=== Begin Enclosure ===

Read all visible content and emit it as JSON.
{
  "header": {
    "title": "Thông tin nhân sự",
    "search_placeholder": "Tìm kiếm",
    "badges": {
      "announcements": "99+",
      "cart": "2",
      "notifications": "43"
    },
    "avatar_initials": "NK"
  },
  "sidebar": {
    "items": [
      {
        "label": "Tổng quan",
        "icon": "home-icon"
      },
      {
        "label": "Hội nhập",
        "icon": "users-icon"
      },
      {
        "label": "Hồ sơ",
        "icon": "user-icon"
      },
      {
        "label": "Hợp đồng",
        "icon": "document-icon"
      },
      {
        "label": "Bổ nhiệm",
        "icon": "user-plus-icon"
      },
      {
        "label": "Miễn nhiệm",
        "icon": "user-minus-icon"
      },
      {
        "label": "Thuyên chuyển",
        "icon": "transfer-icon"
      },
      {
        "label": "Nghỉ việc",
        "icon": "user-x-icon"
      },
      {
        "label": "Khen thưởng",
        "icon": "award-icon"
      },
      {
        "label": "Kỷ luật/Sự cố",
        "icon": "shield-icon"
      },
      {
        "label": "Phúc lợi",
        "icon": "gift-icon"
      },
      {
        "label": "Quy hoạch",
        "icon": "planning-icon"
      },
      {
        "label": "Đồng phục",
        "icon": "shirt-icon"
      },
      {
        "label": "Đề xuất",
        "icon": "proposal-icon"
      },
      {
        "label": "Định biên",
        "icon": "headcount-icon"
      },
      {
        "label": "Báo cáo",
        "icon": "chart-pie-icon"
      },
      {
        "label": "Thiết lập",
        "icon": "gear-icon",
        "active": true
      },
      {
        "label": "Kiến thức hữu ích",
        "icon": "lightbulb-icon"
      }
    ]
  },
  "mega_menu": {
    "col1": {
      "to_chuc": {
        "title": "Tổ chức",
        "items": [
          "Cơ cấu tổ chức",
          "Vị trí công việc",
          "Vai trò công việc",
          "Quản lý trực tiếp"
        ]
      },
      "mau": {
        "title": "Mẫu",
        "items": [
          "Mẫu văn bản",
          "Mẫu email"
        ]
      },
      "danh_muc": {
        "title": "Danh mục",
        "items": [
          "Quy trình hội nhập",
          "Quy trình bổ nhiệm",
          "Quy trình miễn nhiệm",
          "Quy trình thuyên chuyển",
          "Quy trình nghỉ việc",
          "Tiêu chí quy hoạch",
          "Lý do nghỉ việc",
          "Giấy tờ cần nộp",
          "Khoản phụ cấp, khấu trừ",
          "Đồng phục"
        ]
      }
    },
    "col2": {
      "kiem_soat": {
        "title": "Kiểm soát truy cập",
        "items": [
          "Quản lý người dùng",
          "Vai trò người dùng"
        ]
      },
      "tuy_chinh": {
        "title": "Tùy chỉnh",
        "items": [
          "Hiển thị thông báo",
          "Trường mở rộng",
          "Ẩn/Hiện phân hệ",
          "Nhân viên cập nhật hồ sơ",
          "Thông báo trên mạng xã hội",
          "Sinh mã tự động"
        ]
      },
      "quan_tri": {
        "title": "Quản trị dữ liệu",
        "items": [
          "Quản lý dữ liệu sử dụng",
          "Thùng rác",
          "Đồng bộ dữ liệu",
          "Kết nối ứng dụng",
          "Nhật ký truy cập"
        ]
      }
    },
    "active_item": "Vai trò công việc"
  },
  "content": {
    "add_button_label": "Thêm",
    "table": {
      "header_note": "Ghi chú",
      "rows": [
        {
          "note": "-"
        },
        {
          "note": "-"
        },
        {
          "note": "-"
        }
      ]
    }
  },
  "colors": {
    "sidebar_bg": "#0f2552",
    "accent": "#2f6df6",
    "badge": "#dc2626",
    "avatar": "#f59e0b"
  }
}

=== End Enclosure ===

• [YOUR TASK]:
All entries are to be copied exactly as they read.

• [SOLUTION FOR THIS EXERCISE]:
Read all visible content and emit it as JSON.
{
  "header": {
    "title": "Thông tin nhân sự",
    "search_placeholder": "Tìm kiếm",
    "badges": {
      "announcements": "99+",
      "cart": "2",
      "notifications": "43"
    },
    "avatar_initials": "NK"
  },
  "sidebar": {
    "items": [
      {
        "label": "Tổng quan",
        "icon": "home-icon"
      },
      {
        "label": "Hội nhập",
        "icon": "users-icon"
      },
      {
        "label": "Hồ sơ",
        "icon": "user-icon"
      },
      {
        "label": "Hợp đồng",
        "icon": "document-icon"
      },
      {
        "label": "Bổ nhiệm",
        "icon": "user-plus-icon"
      },
      {
        "label": "Miễn nhiệm",
        "icon": "user-minus-icon"
      },
      {
        "label": "Thuyên chuyển",
        "icon": "transfer-icon"
      },
      {
        "label": "Nghỉ việc",
        "icon": "user-x-icon"
      },
      {
        "label": "Khen thưởng",
        "icon": "award-icon"
      },
      {
        "label": "Kỷ luật/Sự cố",
        "icon": "shield-icon"
      },
      {
        "label": "Phúc lợi",
        "icon": "gift-icon"
      },
      {
        "label": "Quy hoạch",
        "icon": "planning-icon"
      },
      {
        "label": "Đồng phục",
        "icon": "shirt-icon"
      },
      {
        "label": "Đề xuất",
        "icon": "proposal-icon"
      },
      {
        "label": "Định biên",
        "icon": "headcount-icon"
      },
      {
        "label": "Báo cáo",
        "icon": "chart-pie-icon"
      },
      {
        "label": "Thiết lập",
        "icon": "gear-icon",
        "active": true
      },
      {
        "label": "Kiến thức hữu ích",
        "icon": "lightbulb-icon"
      }
    ]
  },
  "mega_menu": {
    "col1": {
      "to_chuc": {
        "title": "Tổ chức",
        "items": [
          "Cơ cấu tổ chức",
          "Vị trí công việc",
          "Vai trò công việc",
          "Quản lý trực tiếp"
        ]
      },
      "mau": {
        "title": "Mẫu",
        "items": [
          "Mẫu văn bản",
          "Mẫu email"
        ]
      },
      "danh_muc": {
        "title": "Danh mục",
        "items": [
          "Quy trình hội nhập",
          "Quy trình bổ nhiệm",
          "Quy trình miễn nhiệm",
          "Quy trình thuyên chuyển",
          "Quy trình nghỉ việc",
          "Tiêu chí quy hoạch",
          "Lý do nghỉ việc",
          "Giấy tờ cần nộp",
          "Khoản phụ cấp, khấu trừ",
          "Đồng phục"
        ]
      }
    },
    "col2": {
      "kiem_soat": {
        "title": "Kiểm soát truy cập",
        "items": [
          "Quản lý người dùng",
          "Vai trò người dùng"
        ]
      },
      "tuy_chinh": {
        "title": "Tùy chỉnh",
        "items": [
          "Hiển thị thông báo",
          "Trường mở rộng",
          "Ẩn/Hiện phân hệ",
          "Nhân viên cập nhật hồ sơ",
          "Thông báo trên mạng xã hội",
          "Sinh mã tự động"
        ]
      },
      "quan_tri": {
        "title": "Quản trị dữ liệu",
        "items": [
          "Quản lý dữ liệu sử dụng",
          "Thùng rác",
          "Đồng bộ dữ liệu",
          "Kết nối ứng dụng",
          "Nhật ký truy cập"
        ]
      }
    },
    "active_item": "Vai trò công việc"
  },
  "content": {
    "add_button_label": "Thêm",
    "table": {
      "header_note": "Ghi chú",
      "rows": [
        {
          "note": "-"
        },
        {
          "note": "-"
        },
        {
          "note": "-"
        }
      ]
    }
  },
  "colors": {
    "sidebar_bg": "#0f2552",
    "accent": "#2f6df6",
    "badge": "#dc2626",
    "avatar": "#f59e0b"
  }
}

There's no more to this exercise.